Given information: Begin

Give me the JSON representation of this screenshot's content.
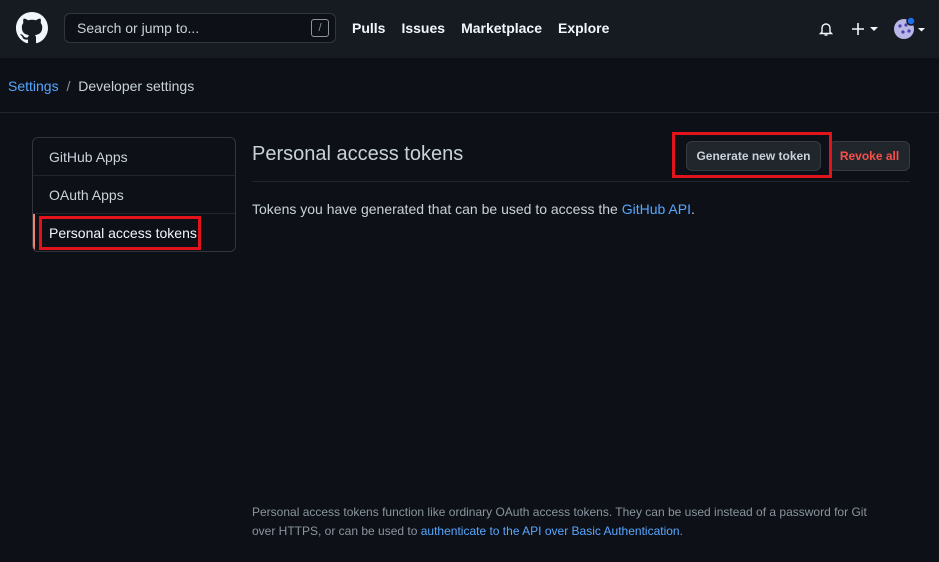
{
  "header": {
    "search_placeholder": "Search or jump to...",
    "search_key": "/",
    "nav": [
      "Pulls",
      "Issues",
      "Marketplace",
      "Explore"
    ]
  },
  "breadcrumb": {
    "parent": "Settings",
    "separator": "/",
    "current": "Developer settings"
  },
  "sidebar": {
    "items": [
      {
        "label": "GitHub Apps"
      },
      {
        "label": "OAuth Apps"
      },
      {
        "label": "Personal access tokens"
      }
    ]
  },
  "main": {
    "title": "Personal access tokens",
    "generate_label": "Generate new token",
    "revoke_label": "Revoke all",
    "desc_prefix": "Tokens you have generated that can be used to access the ",
    "desc_link": "GitHub API",
    "desc_suffix": "."
  },
  "footer": {
    "text": "Personal access tokens function like ordinary OAuth access tokens. They can be used instead of a password for Git over HTTPS, or can be used to ",
    "link": "authenticate to the API over Basic Authentication",
    "suffix": "."
  },
  "colors": {
    "accent_link": "#58a6ff",
    "danger": "#f85149",
    "highlight": "#e3131c",
    "selected_bar": "#f78166"
  }
}
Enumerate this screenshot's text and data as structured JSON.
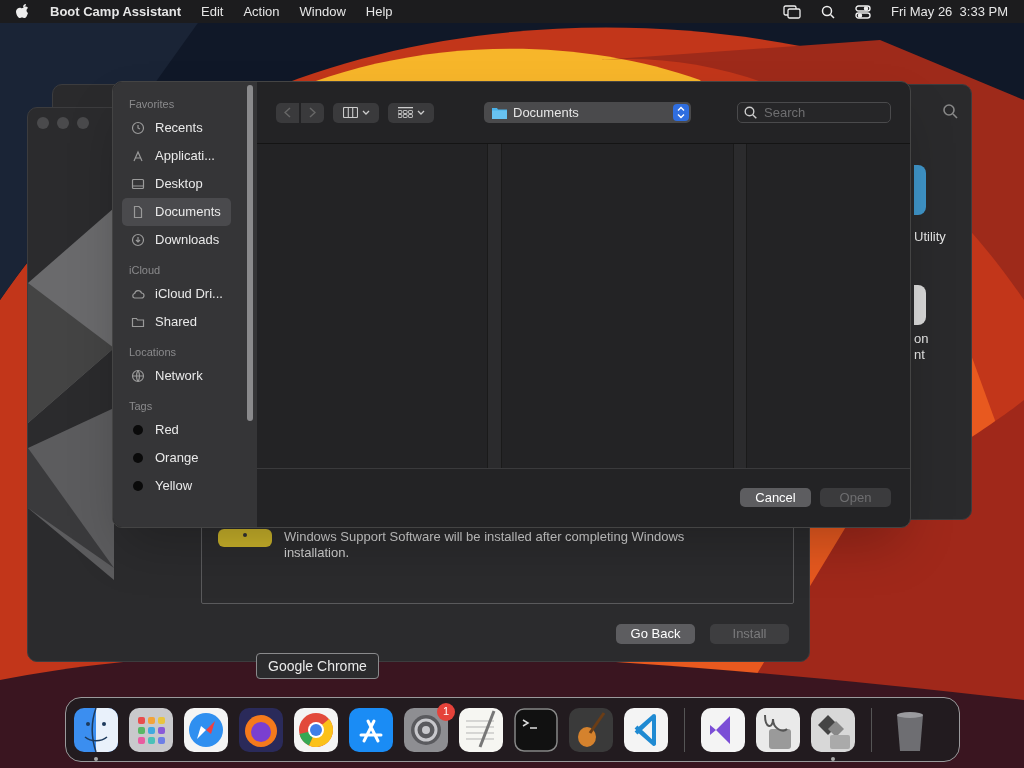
{
  "menu_bar": {
    "app_name": "Boot Camp Assistant",
    "menus": [
      "Edit",
      "Action",
      "Window",
      "Help"
    ],
    "clock": "Fri May 26  3:33 PM"
  },
  "back_window": {
    "labels": [
      "Utility",
      "on",
      "nt"
    ]
  },
  "boot_camp": {
    "message": "Windows Support Software will be installed after completing Windows installation.",
    "buttons": [
      {
        "label": "Go Back",
        "disabled": false
      },
      {
        "label": "Install",
        "disabled": true
      }
    ]
  },
  "open_dialog": {
    "sidebar": [
      {
        "title": "Favorites",
        "items": [
          {
            "label": "Recents",
            "kind": "clock",
            "selected": false
          },
          {
            "label": "Applicati...",
            "kind": "apps",
            "selected": false
          },
          {
            "label": "Desktop",
            "kind": "desktop",
            "selected": false
          },
          {
            "label": "Documents",
            "kind": "doc",
            "selected": true
          },
          {
            "label": "Downloads",
            "kind": "download",
            "selected": false
          }
        ]
      },
      {
        "title": "iCloud",
        "items": [
          {
            "label": "iCloud Dri...",
            "kind": "cloud",
            "selected": false
          },
          {
            "label": "Shared",
            "kind": "shared",
            "selected": false
          }
        ]
      },
      {
        "title": "Locations",
        "items": [
          {
            "label": "Network",
            "kind": "globe",
            "selected": false
          }
        ]
      },
      {
        "title": "Tags",
        "items": [
          {
            "label": "Red",
            "kind": "tag",
            "selected": false
          },
          {
            "label": "Orange",
            "kind": "tag",
            "selected": false
          },
          {
            "label": "Yellow",
            "kind": "tag",
            "selected": false
          }
        ]
      }
    ],
    "location": "Documents",
    "search_placeholder": "Search",
    "buttons": [
      {
        "label": "Cancel",
        "disabled": false
      },
      {
        "label": "Open",
        "disabled": true
      }
    ]
  },
  "dock": {
    "tooltip": "Google Chrome",
    "items": [
      {
        "kind": "finder",
        "running": true
      },
      {
        "kind": "launchpad",
        "running": false
      },
      {
        "kind": "safari",
        "running": false
      },
      {
        "kind": "firefox",
        "running": false
      },
      {
        "kind": "chrome",
        "running": false
      },
      {
        "kind": "appstore",
        "running": false
      },
      {
        "kind": "settings",
        "running": false,
        "badge": "1"
      },
      {
        "kind": "textedit",
        "running": false
      },
      {
        "kind": "terminal",
        "running": false
      },
      {
        "kind": "garageband",
        "running": false
      },
      {
        "kind": "vscode",
        "running": false
      },
      {
        "kind": "divider"
      },
      {
        "kind": "visualstudio",
        "running": false
      },
      {
        "kind": "diskutility",
        "running": false
      },
      {
        "kind": "bootcamp",
        "running": true
      },
      {
        "kind": "divider"
      },
      {
        "kind": "trash",
        "running": false
      }
    ]
  }
}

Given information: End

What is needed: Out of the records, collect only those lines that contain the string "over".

Answer area:
    "text": "Personal access tokens function like ordinary OAuth access tokens. They can be used instead of a password for Git over HTTPS, or can be used to ",
    "link": "authenticate to the API over Basic Authentication",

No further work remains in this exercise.